**Instructions to follow:** Your copy should match the records exactly, except that it contains no pictures.

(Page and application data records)

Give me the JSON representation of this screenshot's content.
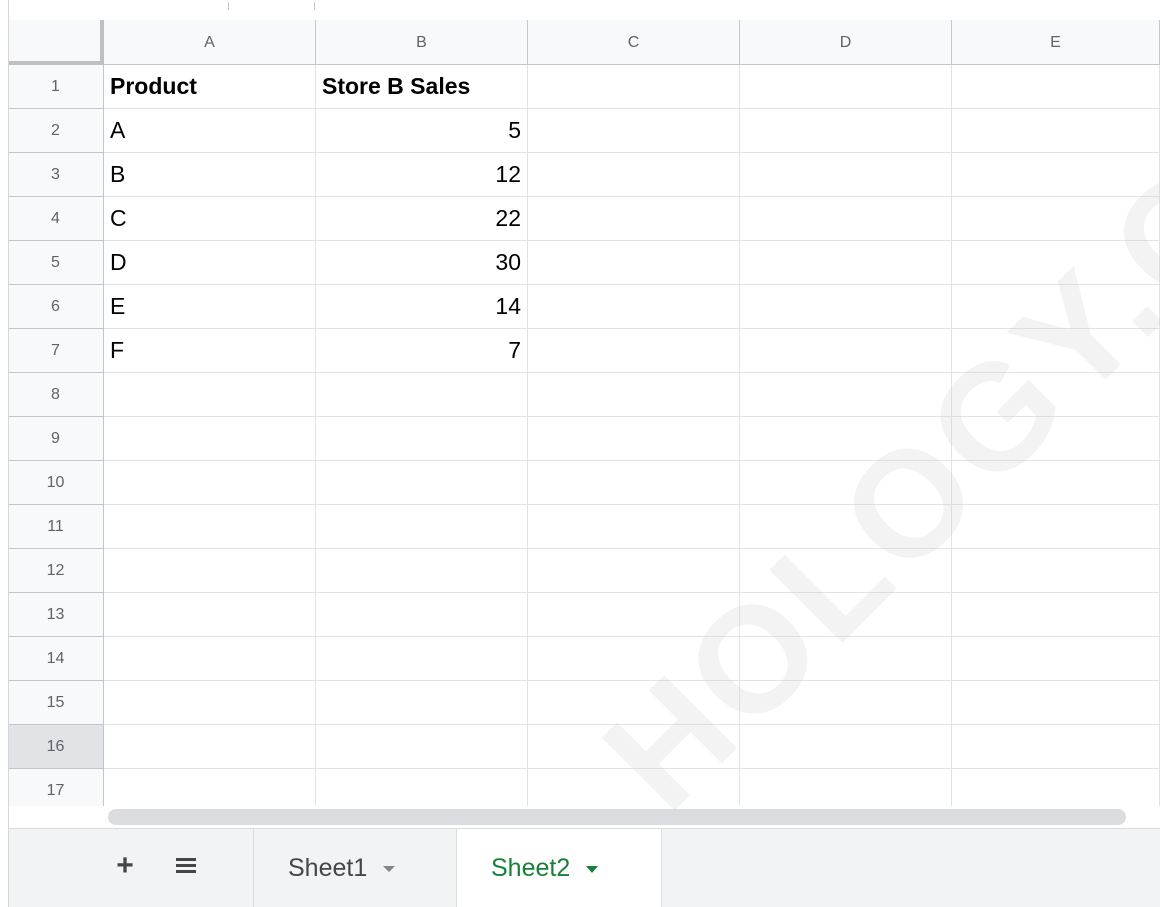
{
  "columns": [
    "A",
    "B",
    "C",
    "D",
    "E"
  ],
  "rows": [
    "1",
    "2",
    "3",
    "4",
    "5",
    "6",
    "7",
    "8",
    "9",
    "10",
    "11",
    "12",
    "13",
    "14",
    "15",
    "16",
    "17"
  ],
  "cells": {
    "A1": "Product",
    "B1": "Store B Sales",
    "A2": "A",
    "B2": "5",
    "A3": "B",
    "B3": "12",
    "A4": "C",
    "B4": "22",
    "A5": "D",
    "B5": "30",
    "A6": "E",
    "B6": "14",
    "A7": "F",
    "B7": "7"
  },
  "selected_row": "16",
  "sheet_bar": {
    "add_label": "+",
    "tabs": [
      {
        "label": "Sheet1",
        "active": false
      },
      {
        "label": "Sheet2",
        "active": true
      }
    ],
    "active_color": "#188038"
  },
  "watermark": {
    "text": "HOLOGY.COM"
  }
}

**Answer for this exercise:**
Give me the JSON representation of this screenshot's content.
{
  "columns": [
    "A",
    "B",
    "C",
    "D",
    "E"
  ],
  "rows": [
    "1",
    "2",
    "3",
    "4",
    "5",
    "6",
    "7",
    "8",
    "9",
    "10",
    "11",
    "12",
    "13",
    "14",
    "15",
    "16",
    "17"
  ],
  "cells": {
    "A1": "Product",
    "B1": "Store B Sales",
    "A2": "A",
    "B2": "5",
    "A3": "B",
    "B3": "12",
    "A4": "C",
    "B4": "22",
    "A5": "D",
    "B5": "30",
    "A6": "E",
    "B6": "14",
    "A7": "F",
    "B7": "7"
  },
  "selected_row": "16",
  "sheet_bar": {
    "add_label": "+",
    "tabs": [
      {
        "label": "Sheet1",
        "active": false
      },
      {
        "label": "Sheet2",
        "active": true
      }
    ],
    "active_color": "#188038"
  },
  "watermark": {
    "text": "HOLOGY.COM"
  }
}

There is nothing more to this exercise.